In May of 2011 Koop and son Matt wrote a 65-page cooling book. They then conducted a four-week beta test. They required participants to agree to attending a Skype meeting the Friday before the test began and then a face-to-face meeting every Friday to go over results. The end results were the same – the average ticket increased by $200.

Promoting the New Flat Rate Pricing system during Comfortech 2016 in Philadelphia, PA

Promoting the New Flat Rate Pricing system during Comfortech 2016 in Philadelphia, PA

Promoting the New Flat Rate Pricing system during Comfortech 2016 in Philadelphia, PA

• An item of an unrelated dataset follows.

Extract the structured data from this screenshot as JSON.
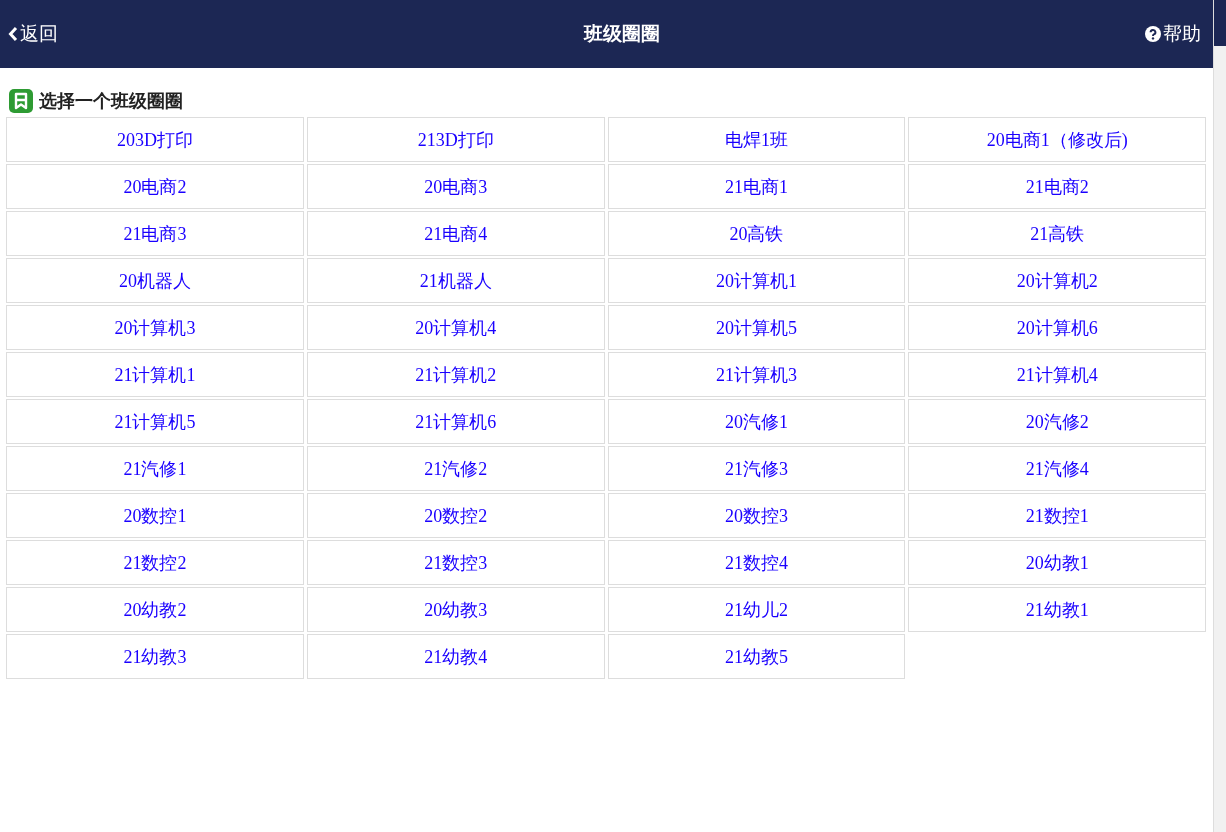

Says Koop, “By June 2011 our beta testers were demanding to buy it.  So we began selling it. That’s when the real work began because customers began requesting enhancements and improvements. For the next two years we worked on those changes. We got the wording down, the formulas down, and the algorithms working right. Now The New Flat Rate helps our client base put more than $4 million per week of additional revenue into their pockets.  That’s the thing that I am most proud of — we totally changed the game.”

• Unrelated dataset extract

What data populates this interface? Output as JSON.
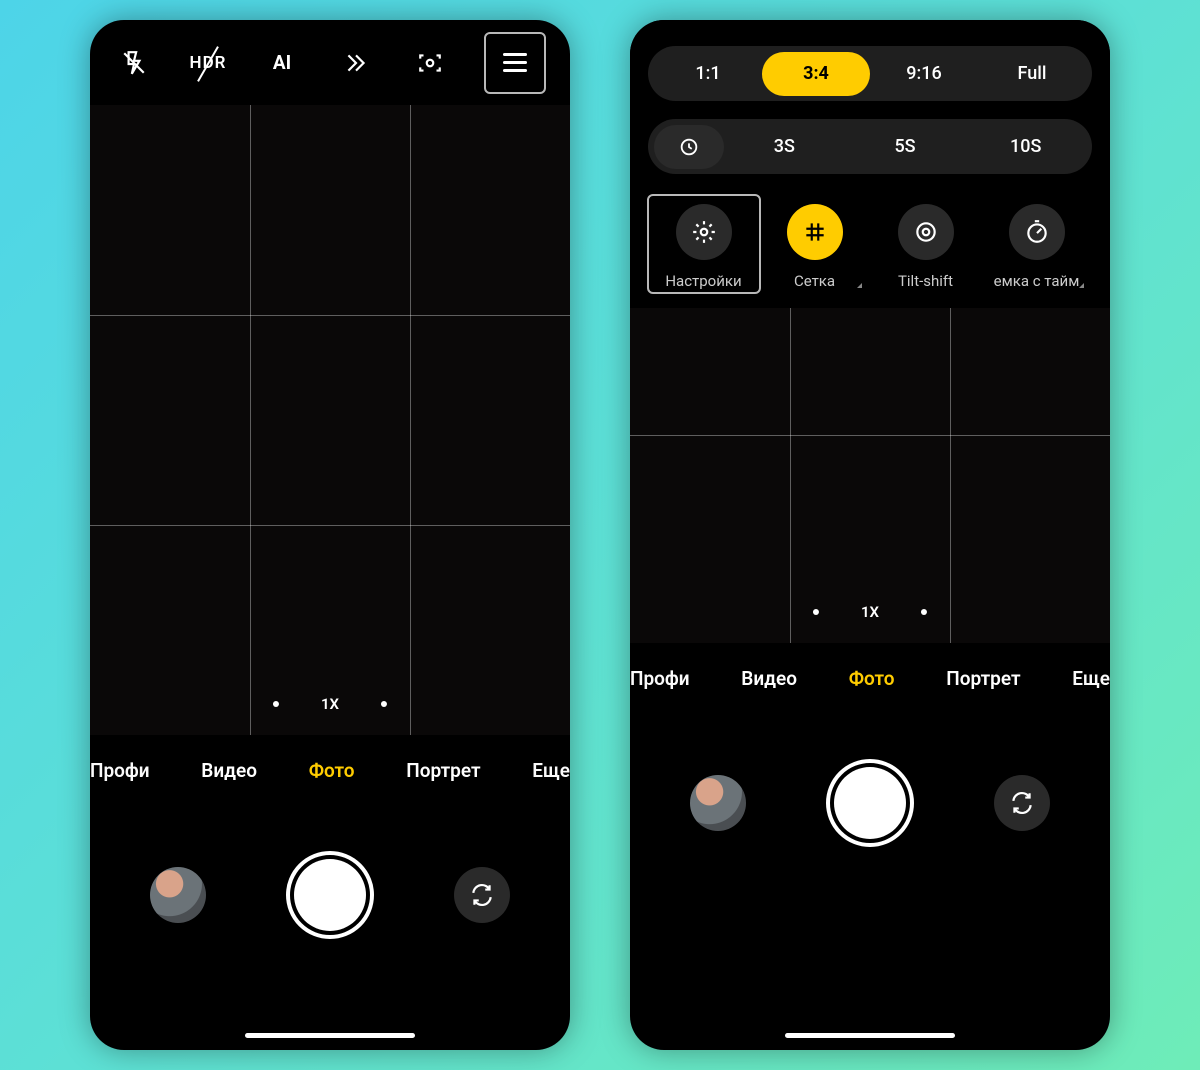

The NCI Connection

The New Flat Rate became an NCI Preferred Vendor in 2011. According to Rodney Koop, that was the same year that David Holt joined the NCI team as a trainer and coach.

“But my involvement in NCI goes much further back than 2011,” Koop says. “I got involved with NCI when I bought the contracting company and am still a dues-paying member under the Masingill name.”

He joined the organization because of NCI’s professionalism and to learn the Performance-Based Contracting™ methodology that they teach. “Nobody else taught the concept behind the NCI motto, ‘If you don’t measure, you’re just guessing.'”

He adds that it took him a long time to start making money in Performance-Based contracting, but once he got the hang of it, it provided another avenue of sales for the company.

Today Rodney Koop is mostly divested of the HVAC company, which is owned by his eldest son, Dallas. The New Flat Rate stands firmly on its own. Daughter Danielle Putnam co-owns The New Flat Rate with Rodney, and he says she really runs the operational side of the business. Matt Koop is vice president of training and product development.

As a vendor partner, NCI members participating in TIPP and who buy from The New Flat Rate earn a 4.5% training incentives on the purchase price in NCI Bucks.

Koop says, “In all things, the lessons I’ve learned revolve around the importance of cash, cash flow, and getting paid what you are worth. In business you have to have an engine that creates cash, and marketing.  That means you have to charge what your products and services are worth. That brings in the cash. Once you have that, you can then build a business plan for your legacy.  But you cannot succeed until you can create an engine of cash and a successful marketing program.”